The U.S. Dept of Agriculture has announced that it will allow U.S. chickens to be shipped to China for processing and then shipped back to the U.S. for humans to eat. This is despite China’s terrible food safety record. There are no plans to put on-site U.S. inspectors at Chinese plants. There is no requirement to label the chickens or identify where they come from, so American consumers will never know which brands of chicken are processed in China, or if China-processed chicken is in chicken soup or chicken nuggets, or in the National School Lunch Program, School Breakfast Program, Child and Adult Care Food Program, or Summer Food Service Program.
China’s food safety system is decades behind ours. Here are some recent scandals. More than 300,000 Chinese children suffered illness, and several have died, from melamine-tainted baby milk powder. Dangerously high levels of mercury have been found in Chinese baby formula. More than $1 million worth of rat and other small mammal meat has been sold to Chinese consumers as lamb.
Some so-called experts have tried to argue that it doesn’t make economic sense to ship U.S. chickens 7,000 miles to a Chinese processing plant, cut it up, cook it, freeze it, repack it, then ship it another 7,000 miles back to the U.S. But that process is already being used for U.S. seafood that is sold everyday in U.S. markets. According to the Seattle Times, U.S.-domestic Pacific salmon and Dungeness crab are now being shipped to China, processed there, and then shipped back to the U.S. because of significant cost savings.
The best way to remove the 36 pin bones on a salmon is by hand. U.S. poultry processors are paid roughly $11 per hour, but Chinese chicken workers are paid only $1 to $2 per hour. So get ready for chickens from China.
The Moral Liberal recommends: Phyllis Schlafly and Grassroots Conservatism: A Woman’s Crusade (Politics and Society in Twentieth-Century America)

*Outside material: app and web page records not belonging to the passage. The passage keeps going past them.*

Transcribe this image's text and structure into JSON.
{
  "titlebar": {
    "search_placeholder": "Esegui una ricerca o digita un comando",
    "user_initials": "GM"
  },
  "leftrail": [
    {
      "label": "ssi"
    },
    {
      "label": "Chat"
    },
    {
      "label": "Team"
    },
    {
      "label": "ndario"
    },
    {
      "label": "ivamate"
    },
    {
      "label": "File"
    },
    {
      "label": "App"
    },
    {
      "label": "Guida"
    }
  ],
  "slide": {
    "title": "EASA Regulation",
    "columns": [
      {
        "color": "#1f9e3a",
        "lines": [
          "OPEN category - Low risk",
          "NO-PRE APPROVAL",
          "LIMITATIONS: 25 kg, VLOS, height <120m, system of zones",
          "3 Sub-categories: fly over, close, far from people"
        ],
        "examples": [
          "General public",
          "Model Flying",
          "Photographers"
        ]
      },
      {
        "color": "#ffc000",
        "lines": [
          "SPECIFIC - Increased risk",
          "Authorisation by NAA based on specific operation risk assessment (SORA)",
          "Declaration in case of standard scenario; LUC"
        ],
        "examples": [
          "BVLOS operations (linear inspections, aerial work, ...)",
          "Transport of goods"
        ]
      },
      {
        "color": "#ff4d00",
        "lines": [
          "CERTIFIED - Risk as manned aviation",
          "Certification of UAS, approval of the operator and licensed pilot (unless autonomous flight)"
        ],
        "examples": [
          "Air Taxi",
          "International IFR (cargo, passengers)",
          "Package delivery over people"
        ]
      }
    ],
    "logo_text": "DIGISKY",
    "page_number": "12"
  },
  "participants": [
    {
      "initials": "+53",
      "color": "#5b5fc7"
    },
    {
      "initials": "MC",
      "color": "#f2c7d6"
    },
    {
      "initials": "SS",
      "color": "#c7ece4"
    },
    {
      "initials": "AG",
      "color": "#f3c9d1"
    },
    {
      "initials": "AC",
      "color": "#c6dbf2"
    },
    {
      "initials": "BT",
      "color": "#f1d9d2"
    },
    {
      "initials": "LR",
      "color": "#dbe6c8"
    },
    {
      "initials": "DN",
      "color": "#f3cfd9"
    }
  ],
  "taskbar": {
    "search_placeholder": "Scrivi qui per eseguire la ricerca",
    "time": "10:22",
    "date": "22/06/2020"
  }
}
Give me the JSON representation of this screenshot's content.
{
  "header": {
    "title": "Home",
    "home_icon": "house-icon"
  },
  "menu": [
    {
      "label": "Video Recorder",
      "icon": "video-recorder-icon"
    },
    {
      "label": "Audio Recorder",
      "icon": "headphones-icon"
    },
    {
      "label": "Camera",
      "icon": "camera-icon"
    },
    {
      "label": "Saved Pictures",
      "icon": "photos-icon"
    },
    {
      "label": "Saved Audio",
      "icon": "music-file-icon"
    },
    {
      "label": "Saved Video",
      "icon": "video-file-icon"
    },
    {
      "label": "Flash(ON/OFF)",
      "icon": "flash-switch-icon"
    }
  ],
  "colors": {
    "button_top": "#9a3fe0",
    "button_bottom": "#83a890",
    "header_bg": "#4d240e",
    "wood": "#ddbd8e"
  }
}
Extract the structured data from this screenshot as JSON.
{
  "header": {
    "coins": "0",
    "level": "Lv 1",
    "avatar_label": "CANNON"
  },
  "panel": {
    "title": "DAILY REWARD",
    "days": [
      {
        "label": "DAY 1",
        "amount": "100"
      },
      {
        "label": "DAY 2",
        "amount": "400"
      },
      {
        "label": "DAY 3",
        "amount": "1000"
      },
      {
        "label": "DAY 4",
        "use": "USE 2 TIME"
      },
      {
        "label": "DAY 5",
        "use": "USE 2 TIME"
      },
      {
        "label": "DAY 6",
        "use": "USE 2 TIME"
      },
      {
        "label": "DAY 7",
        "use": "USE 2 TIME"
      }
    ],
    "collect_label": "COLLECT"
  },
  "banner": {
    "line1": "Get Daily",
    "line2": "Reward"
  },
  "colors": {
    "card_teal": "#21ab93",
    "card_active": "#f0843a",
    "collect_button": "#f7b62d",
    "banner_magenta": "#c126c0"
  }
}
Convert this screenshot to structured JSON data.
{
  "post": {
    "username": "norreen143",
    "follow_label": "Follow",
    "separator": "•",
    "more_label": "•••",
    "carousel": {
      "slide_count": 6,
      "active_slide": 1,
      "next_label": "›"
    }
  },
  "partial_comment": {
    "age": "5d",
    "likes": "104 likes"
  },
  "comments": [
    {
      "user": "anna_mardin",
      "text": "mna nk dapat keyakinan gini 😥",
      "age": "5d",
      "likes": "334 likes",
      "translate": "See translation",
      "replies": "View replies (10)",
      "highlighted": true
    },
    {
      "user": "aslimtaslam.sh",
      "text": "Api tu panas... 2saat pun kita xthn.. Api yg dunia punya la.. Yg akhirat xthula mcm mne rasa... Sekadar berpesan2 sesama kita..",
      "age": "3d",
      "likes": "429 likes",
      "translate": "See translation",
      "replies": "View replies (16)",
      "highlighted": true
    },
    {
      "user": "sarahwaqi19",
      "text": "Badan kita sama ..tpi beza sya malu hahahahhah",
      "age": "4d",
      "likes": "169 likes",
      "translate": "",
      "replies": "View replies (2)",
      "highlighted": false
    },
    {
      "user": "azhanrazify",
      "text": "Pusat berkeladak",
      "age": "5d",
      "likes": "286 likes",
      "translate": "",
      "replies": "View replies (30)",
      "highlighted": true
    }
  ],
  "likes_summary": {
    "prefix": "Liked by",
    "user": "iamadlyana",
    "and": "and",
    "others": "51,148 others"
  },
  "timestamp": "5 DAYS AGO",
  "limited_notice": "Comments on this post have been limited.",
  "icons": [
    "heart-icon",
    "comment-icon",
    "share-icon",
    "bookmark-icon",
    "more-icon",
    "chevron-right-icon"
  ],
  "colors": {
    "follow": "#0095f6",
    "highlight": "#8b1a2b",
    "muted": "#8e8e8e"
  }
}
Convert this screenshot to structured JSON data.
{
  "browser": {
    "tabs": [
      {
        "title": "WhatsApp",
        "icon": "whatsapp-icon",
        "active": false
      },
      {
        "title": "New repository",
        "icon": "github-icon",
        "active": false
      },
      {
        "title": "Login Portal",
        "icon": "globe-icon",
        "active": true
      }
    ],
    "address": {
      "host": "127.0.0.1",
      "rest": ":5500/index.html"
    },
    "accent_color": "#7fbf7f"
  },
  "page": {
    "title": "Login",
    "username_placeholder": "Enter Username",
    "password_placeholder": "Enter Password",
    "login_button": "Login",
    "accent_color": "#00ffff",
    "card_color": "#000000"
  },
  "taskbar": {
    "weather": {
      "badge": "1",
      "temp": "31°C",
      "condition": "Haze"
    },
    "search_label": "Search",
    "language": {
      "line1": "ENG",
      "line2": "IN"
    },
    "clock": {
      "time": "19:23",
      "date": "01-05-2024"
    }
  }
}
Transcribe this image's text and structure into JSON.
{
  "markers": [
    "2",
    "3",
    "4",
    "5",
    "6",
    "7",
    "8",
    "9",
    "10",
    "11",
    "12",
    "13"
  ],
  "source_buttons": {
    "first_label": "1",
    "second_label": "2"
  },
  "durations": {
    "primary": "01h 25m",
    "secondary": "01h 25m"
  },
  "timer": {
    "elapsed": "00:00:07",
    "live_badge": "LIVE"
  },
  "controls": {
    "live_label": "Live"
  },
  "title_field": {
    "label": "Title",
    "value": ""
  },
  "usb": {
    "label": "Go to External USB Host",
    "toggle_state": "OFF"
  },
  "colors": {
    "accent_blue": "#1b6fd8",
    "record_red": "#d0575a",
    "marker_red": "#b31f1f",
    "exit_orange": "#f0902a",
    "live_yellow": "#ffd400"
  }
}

Contributing Editor, Phyllis Schlafly, is the Founder and President of Eagle Forum, a national radio show host, and a best-selling author.
Used with the permission of Eagle Forum.